The collection is seen as a first step to encouraging wider adoption within the U.S. government, according to official correspondence.
In a letter to Sen. Ron Wyden, D-Ore., DHS official Christopher Krebs says the department, “is actively assessing the state of email security and authentication technologies … across the federal government,” to include Domain-based Message Authentication, Reporting and Conformance (DMARC).
DMARC is the industry standard measure to prevent hackers from spoofing emails — making their messages appear as if they’re sent by someone else. Spoofing is the basis of phishing, a major form of both crime and espionage, in which an email appearing to a come from a trusted third party directs readers to a website where login and password credentials can be stolen.
Krebs says DHS’s 24-hour cyber watch center, the National Cybersecurity and Communications Integration Center (NCCIC), “will soon be scanning federal agencies as part of its cyber hygiene service to incentivize the adoption of these technologies.” NCCIC already recommends the use of email authentication techniques like DMARC, Krebs says and “As we gain a better understanding of existing practices across the federal … government, DHS will consider additional options for promoting its implementation.”
The letter comes in response to last month’s call from Wyden for DMARC to be adopted and switched on across the federal government. As of Aug. 1, only 135 federal email domains out of 1315 — just 10 percent — had some form of the DMARC protocol deployed, according to the non-profit Global Cyber Alliance. And most of those sites did not have it switched on yet.
Wyden’s office called the letter’s announcement “a positive step.”
A federal agency can create a DMARC record in a matter of minutes, but once the policy is deployed, it has to be switched on. All the largest internet email providers like Google, Microsoft and Yahoo have it turned on for their users. If both sender and receiver have the policy switched on, email attempting to spoof the sender’s address will be delivered to recipient’s spam folder, or — if DMARC is switched to its highest setting — will not be delivered at all.
If DMARC is not switched on — as with more than half of the federal agencies that have it deployed — the domain owner will still get notified of spoofing attempts.
DHS “is also working to establish a central collection point for DMARC reports” that will give officials there “better situational awareness into phishing campaigns and the abuse of government [email] domains,” Krebs says. He adds that, because DMARC reports are open-source, “NCCIC welcomes all parties to contribute to the effort.”
The letter was applauded by observers as a sign of progress towards greater adoption of basic cyber hygiene measures like DMARC.

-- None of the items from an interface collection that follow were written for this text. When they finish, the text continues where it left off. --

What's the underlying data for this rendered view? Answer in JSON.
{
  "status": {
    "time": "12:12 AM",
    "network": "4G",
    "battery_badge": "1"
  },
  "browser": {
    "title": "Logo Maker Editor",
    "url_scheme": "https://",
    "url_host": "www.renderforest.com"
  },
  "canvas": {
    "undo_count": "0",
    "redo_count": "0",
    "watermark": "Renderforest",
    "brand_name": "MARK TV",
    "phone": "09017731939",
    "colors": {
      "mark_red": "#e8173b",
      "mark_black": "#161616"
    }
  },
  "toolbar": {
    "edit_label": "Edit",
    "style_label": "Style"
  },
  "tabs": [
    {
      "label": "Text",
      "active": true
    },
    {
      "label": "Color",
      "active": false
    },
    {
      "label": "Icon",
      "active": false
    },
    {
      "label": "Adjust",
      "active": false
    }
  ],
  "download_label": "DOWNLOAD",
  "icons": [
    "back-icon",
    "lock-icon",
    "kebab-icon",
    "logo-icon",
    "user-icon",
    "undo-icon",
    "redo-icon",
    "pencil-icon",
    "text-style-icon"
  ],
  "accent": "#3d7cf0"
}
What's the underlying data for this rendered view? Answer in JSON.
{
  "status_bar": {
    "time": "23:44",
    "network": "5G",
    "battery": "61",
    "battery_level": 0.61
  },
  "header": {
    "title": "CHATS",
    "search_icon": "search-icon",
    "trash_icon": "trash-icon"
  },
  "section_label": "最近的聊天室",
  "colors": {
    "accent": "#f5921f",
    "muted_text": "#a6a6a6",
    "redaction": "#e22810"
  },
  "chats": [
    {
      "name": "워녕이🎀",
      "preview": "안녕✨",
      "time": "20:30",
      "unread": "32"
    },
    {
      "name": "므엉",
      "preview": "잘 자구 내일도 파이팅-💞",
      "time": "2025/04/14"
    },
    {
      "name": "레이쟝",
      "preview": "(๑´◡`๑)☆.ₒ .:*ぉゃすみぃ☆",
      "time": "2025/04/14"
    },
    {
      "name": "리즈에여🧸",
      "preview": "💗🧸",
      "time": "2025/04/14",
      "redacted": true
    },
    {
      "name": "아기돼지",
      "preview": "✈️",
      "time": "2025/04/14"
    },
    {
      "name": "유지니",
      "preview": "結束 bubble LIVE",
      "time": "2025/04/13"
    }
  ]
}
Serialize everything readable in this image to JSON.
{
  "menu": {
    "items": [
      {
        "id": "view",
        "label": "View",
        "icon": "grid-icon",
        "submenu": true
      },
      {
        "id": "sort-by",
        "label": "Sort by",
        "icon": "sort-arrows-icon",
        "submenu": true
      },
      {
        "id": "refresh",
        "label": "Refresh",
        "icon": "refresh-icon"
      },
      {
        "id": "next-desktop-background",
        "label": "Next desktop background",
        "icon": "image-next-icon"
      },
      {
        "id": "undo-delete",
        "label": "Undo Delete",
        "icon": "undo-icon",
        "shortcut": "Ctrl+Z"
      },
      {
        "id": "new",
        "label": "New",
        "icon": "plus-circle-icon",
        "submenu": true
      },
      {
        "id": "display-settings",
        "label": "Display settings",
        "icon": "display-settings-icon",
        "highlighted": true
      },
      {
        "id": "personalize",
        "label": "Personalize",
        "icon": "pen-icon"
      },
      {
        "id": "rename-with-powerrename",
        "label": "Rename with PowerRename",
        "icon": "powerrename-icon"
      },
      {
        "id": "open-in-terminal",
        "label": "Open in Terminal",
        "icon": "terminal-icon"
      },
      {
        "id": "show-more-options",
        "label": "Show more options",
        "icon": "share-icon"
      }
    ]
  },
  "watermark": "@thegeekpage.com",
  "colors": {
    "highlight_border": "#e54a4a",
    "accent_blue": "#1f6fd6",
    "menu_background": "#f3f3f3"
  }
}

“We welcome DHS’s call for ‘all parties to contribute’ to its e-mail security efforts,” said Phil Reitinger, CEO of the Global Cyber Alliance. “We are happy to see that DHS fully recognizes the value that DMARC offers. We applaud the leadership role that DHS has taken in this matter and are hopeful that this process leads to the full implementation of DMARC across the federal government.”
“Preventing emails that impersonate federal agencies is a critical cybersecurity risk, so it is wonderful to see DHS respond so quickly and positively to this important subject raised by Sen. Wyden,” said Patrick Peterson, founder and executive chairman of Agari, an email security firm and one of the founders of the DMARC standard.